Canada became a member of INTERPOL in 1949. It is an active contributor to the Organization. The RCMP seconds police officers to:
- the INTERPOL Secretariat General, in Lyon, France
- the INTERPOL Global Complex for Innovation, in Singapore
How INTERPOL assists Canadian investigators
INTERPOL does not respond to requests from the general public. To report a crime, or to provide information or tips on an international investigation, contact your local police.
Some of INTERPOL's unique services include:
- access to 19 various databases to conduct international checks on:
- criminal records
- vehicle identification numbers
- aircraft identification
- firearms identification
- the coordination and assistance in locating/extraditing foreign fugitives
- the issuance of INTERPOL Notices and diffusions to help locate fugitives, missing persons or to gather information on a subject
To seek arrest of a wanted person for whom an arrest warrant has been issued and where extradition will likely be requested.
An arrest warrant from another country has no legal status in Canada.
- To locate persons and collect information on identity or illegal activities in relation to a criminal matter (unidentified offenders, witnesses).
- To provide warnings or criminal intelligence about persons who have committed offences and are likely to repeat these crimes in other countries (habitual offenders, child molesters, pedophiles).
- To locate missing persons.
- To identify human remains.
- Warns police, public institutions and other international organizations of dangerous materials, criminal acts or events that pose a potential threat to public safety.
- INTERPOL-United Nations Council Special Notice
- Issued for groups and individuals to alert national law enforcement authorities that they could be subject to sanctions through the freezing of assets, travel bans and arms embargoes.
Foreign Criminal Investigators in Canada
The purpose of the Foreign Criminal Investigators in Canada Protocol is to safeguard Canadian security, sovereignty and public interest. This is done while ensuring adherence to applicable Canadian policy and legislation, including:
- the Criminal Code of Canada
- the Charter of Rights and Freedoms
- the Privacy Act
The Foreign Criminal Investigators in Canada Protocol is used when providing assistance to foreign law enforcement and prosecution agencies.

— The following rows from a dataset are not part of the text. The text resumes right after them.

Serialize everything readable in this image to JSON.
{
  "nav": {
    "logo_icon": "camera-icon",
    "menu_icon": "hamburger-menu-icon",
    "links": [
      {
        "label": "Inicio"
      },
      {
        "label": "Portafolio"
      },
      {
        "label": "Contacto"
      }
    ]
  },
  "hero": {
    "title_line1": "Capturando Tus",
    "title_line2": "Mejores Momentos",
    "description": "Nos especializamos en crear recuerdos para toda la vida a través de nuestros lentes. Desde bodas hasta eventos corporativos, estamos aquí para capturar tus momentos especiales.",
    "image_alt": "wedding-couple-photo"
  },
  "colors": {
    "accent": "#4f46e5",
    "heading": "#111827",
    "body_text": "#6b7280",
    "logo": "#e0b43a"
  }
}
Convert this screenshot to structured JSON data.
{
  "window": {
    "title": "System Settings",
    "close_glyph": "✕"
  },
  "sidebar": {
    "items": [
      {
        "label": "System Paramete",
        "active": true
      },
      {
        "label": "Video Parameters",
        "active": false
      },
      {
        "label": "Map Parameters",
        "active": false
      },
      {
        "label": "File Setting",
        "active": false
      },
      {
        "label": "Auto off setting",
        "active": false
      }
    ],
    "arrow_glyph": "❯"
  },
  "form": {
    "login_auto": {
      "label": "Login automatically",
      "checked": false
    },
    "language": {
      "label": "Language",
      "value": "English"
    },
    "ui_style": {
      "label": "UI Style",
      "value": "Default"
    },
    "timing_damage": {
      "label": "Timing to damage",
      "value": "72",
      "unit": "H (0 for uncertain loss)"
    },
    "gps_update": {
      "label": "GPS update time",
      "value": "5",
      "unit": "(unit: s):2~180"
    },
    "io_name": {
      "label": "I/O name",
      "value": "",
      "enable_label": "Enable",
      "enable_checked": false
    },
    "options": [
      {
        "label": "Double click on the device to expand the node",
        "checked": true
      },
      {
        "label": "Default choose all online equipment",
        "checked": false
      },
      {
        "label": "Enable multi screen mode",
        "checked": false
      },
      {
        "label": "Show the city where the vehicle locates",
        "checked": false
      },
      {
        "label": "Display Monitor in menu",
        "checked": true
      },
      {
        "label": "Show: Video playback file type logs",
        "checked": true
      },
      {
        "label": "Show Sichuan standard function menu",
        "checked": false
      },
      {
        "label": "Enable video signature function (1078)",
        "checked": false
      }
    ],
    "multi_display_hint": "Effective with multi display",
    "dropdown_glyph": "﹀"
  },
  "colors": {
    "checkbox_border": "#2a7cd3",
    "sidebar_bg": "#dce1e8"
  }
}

National Central Bureau Ottawa is the national policy centre for the administration of the Foreign Criminal Investigators in Canada Protocol. It has the delegated authority from Global Affairs Canada to approve all Foreign Criminal Investigators in Canada that result in criminal investigations.
The Foreign Criminal Investigators in Canada Protocol applies to:
- all Canadian federal, provincial, territorial, and municipal police or enforcement agencies assisting or collaborating with Foreign Criminal Investigators in Canada. This includes any agency having an investigative or enforcement mandate which may result in criminal proceedings such as:
- police services
- Canada Revenue Agency
- Natural Resources Canada
- Immigration Refugees and Citizenship Canada
- Employment and Social Development Canada
- and others
- all requests for approval from a foreign state to conduct a criminal investigation on Canadian soil that involves the active participation of foreign criminal investigators
- cases with or without a Canadian nexus, and Canadian or non-Canadian assets
- virtual investigative activities (that is, non-custodial interviews conducted over web-based applications)
The approval of a Foreign Criminal Investigators in Canada request does not grant foreign criminal investigators peace officer status in Canada.